# [Task to carry out]
Report each line of the records below that uses the word "JSON".

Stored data

----------------------------------------

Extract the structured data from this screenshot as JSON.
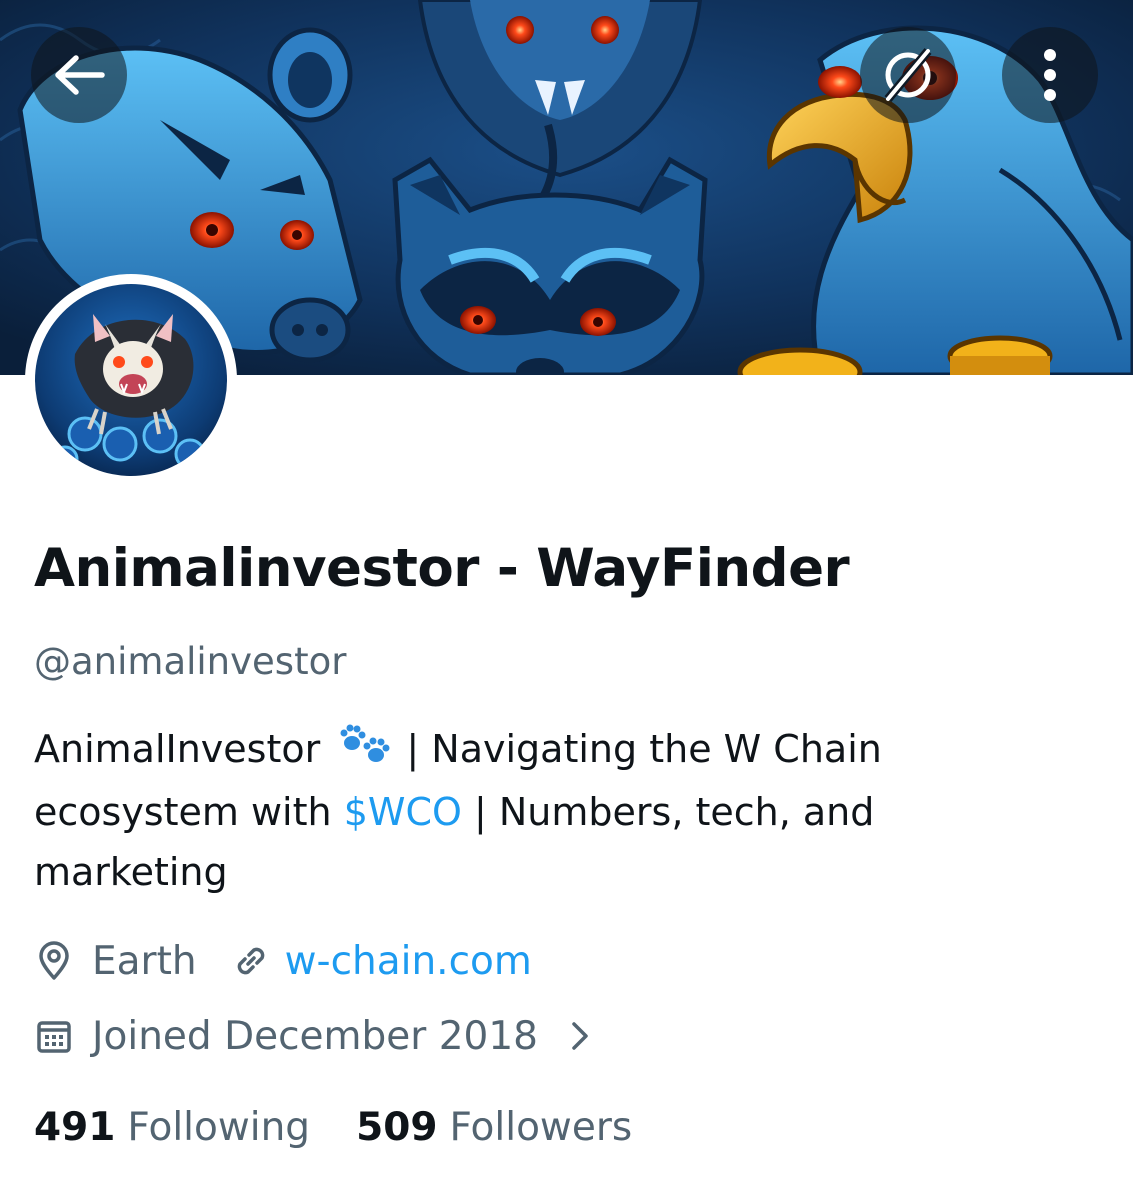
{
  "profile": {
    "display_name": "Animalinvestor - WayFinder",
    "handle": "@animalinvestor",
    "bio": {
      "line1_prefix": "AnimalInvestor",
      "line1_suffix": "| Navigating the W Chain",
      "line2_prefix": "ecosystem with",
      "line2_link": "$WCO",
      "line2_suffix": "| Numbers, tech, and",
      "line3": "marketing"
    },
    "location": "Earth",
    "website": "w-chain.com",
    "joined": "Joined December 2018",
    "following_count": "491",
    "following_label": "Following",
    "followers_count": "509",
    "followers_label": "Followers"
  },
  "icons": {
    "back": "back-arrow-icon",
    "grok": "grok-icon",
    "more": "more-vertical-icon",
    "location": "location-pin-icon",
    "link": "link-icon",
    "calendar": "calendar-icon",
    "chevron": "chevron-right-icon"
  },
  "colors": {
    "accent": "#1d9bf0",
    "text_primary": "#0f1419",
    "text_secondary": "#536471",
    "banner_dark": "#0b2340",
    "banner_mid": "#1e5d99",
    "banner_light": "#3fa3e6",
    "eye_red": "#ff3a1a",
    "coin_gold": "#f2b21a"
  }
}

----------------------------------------

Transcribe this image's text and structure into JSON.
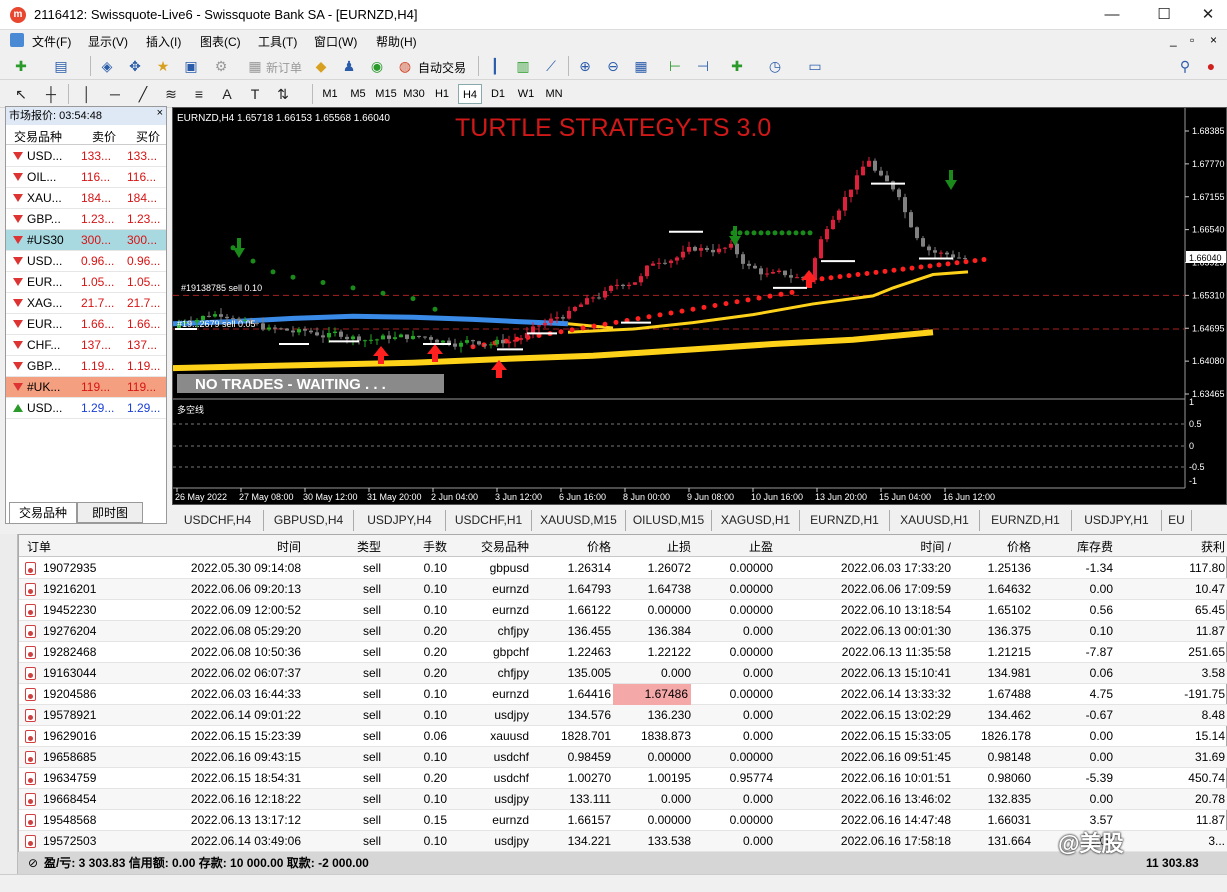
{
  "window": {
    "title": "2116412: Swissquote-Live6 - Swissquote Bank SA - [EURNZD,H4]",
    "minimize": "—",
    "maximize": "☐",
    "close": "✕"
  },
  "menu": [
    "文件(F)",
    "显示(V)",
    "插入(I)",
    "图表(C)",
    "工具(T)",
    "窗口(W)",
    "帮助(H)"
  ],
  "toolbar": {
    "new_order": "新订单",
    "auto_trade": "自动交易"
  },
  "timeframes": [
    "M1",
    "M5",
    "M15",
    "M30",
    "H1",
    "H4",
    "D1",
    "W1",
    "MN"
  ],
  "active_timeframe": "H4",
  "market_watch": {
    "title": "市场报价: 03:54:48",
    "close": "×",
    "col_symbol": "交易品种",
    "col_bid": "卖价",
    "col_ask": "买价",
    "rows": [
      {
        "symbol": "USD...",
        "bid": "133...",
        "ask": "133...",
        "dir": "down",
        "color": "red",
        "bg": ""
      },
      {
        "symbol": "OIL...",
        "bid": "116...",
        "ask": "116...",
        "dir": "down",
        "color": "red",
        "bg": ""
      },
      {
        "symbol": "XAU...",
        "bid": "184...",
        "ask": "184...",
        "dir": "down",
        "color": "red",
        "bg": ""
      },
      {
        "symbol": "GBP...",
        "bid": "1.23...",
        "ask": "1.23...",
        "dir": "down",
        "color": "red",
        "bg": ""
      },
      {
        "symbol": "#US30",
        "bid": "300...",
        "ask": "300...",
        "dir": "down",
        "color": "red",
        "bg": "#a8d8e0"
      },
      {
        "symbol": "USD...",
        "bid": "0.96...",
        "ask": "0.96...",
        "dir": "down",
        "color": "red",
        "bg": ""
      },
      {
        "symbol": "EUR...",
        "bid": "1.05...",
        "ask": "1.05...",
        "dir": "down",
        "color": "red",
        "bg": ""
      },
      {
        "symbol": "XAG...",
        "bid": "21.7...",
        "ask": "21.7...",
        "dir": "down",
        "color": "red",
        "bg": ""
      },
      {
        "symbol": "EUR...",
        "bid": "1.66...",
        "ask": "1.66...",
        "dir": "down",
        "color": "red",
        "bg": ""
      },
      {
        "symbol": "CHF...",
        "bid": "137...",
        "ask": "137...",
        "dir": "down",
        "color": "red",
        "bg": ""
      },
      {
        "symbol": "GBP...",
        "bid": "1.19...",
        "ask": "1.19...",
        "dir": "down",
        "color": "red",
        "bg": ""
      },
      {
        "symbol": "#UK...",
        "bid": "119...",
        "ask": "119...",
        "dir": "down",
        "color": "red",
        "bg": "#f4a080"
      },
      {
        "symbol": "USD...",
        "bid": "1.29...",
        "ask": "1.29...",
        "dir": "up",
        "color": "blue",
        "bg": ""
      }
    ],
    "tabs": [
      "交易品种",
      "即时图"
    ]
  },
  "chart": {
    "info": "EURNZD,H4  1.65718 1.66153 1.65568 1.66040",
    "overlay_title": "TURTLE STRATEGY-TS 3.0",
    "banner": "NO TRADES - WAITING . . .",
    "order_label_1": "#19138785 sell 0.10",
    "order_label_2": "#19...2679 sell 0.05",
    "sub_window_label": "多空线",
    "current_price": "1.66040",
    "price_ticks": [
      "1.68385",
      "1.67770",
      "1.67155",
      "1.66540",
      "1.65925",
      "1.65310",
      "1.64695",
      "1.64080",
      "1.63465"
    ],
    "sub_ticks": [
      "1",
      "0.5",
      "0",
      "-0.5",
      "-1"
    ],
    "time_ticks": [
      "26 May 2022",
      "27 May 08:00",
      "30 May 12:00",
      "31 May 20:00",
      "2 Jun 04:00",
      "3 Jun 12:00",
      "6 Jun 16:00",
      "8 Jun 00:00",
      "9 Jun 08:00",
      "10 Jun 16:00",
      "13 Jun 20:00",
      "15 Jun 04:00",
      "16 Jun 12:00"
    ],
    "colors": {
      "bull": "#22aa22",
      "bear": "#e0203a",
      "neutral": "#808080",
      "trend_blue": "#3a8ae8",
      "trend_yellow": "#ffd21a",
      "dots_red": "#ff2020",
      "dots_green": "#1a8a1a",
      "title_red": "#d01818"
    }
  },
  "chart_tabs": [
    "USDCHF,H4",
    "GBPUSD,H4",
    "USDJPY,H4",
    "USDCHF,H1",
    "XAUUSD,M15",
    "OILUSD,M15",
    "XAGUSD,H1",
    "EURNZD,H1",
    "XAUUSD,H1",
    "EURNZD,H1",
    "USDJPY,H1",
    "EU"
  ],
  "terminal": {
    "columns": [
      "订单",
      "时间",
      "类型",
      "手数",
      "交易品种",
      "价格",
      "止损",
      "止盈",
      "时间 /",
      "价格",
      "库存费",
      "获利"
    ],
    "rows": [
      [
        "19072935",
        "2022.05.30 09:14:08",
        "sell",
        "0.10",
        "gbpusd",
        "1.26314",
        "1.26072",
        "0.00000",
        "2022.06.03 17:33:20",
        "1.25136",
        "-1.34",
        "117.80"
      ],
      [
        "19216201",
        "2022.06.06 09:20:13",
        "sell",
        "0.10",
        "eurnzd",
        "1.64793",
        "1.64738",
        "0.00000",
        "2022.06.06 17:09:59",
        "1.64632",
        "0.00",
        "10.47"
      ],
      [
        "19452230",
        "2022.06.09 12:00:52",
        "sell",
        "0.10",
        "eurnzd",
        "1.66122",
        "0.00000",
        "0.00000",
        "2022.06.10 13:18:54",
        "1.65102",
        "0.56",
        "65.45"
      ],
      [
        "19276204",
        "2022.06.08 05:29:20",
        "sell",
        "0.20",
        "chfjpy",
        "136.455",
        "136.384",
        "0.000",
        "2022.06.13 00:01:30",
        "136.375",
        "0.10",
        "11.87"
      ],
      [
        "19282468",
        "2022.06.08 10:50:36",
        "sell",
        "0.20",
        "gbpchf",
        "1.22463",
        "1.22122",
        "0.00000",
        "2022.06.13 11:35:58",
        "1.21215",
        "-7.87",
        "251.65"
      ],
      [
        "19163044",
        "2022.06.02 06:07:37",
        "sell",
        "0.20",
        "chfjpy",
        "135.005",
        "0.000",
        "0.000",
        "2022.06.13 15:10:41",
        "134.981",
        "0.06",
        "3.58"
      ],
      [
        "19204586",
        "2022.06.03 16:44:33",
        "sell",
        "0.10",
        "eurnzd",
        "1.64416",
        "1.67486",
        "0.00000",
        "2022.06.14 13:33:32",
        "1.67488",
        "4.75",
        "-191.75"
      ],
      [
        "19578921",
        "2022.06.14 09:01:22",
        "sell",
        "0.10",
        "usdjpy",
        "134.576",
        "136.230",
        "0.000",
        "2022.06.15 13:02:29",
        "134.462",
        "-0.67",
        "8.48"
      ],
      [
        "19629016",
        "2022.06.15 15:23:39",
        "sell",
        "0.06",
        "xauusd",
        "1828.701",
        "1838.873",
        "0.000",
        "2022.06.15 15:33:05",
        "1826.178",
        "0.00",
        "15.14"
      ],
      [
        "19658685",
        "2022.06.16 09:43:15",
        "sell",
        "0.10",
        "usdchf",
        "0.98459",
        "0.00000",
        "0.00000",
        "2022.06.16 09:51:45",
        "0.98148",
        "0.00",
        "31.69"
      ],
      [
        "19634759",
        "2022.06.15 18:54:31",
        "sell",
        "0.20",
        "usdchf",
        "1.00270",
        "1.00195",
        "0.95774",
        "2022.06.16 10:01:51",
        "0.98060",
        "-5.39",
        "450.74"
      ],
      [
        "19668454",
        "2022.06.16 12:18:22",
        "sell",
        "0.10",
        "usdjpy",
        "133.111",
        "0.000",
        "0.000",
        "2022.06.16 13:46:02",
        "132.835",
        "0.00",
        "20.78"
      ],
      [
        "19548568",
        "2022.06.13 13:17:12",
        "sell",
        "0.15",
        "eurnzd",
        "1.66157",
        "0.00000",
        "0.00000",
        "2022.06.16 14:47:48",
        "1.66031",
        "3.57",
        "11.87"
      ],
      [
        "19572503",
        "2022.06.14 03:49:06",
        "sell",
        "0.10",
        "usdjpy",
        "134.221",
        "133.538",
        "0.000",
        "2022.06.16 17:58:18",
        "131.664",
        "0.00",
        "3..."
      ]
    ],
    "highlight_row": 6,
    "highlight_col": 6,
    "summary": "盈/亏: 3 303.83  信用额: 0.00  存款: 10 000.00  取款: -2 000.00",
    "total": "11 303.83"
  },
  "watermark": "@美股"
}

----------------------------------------

# [Your response]
Extract the structured data from this screenshot as JSON.
Transcribe this image's text and structure into JSON.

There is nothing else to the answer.